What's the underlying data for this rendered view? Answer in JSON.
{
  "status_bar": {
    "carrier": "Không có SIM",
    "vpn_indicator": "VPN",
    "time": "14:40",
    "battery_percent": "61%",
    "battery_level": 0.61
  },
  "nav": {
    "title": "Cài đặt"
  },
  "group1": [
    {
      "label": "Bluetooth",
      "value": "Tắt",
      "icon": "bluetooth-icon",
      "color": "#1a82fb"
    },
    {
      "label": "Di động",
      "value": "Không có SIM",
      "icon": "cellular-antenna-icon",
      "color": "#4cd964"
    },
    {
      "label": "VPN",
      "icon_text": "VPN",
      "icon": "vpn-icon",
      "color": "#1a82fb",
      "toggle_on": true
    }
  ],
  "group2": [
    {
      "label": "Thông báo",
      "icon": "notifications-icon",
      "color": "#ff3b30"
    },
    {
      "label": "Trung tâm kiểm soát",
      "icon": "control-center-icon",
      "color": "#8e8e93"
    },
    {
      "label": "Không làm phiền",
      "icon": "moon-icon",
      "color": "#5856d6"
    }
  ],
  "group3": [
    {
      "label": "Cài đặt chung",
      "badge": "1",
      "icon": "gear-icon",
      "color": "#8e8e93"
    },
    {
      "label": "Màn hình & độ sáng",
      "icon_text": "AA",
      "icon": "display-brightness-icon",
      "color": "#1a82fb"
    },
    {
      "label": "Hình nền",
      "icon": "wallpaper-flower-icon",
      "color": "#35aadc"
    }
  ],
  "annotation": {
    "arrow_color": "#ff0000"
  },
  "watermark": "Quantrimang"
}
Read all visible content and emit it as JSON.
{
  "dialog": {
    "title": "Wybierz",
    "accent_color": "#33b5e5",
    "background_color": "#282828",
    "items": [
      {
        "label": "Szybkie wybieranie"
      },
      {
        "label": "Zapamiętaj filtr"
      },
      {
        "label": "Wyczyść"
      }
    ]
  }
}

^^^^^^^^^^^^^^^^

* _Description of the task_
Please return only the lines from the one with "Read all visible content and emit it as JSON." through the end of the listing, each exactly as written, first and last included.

* _Solution to the exercise_
Read all visible content and emit it as JSON.
{
  "dialog": {
    "title": "Wybierz",
    "accent_color": "#33b5e5",
    "background_color": "#282828",
    "items": [
      {
        "label": "Szybkie wybieranie"
      },
      {
        "label": "Zapamiętaj filtr"
      },
      {
        "label": "Wyczyść"
      }
    ]
  }
}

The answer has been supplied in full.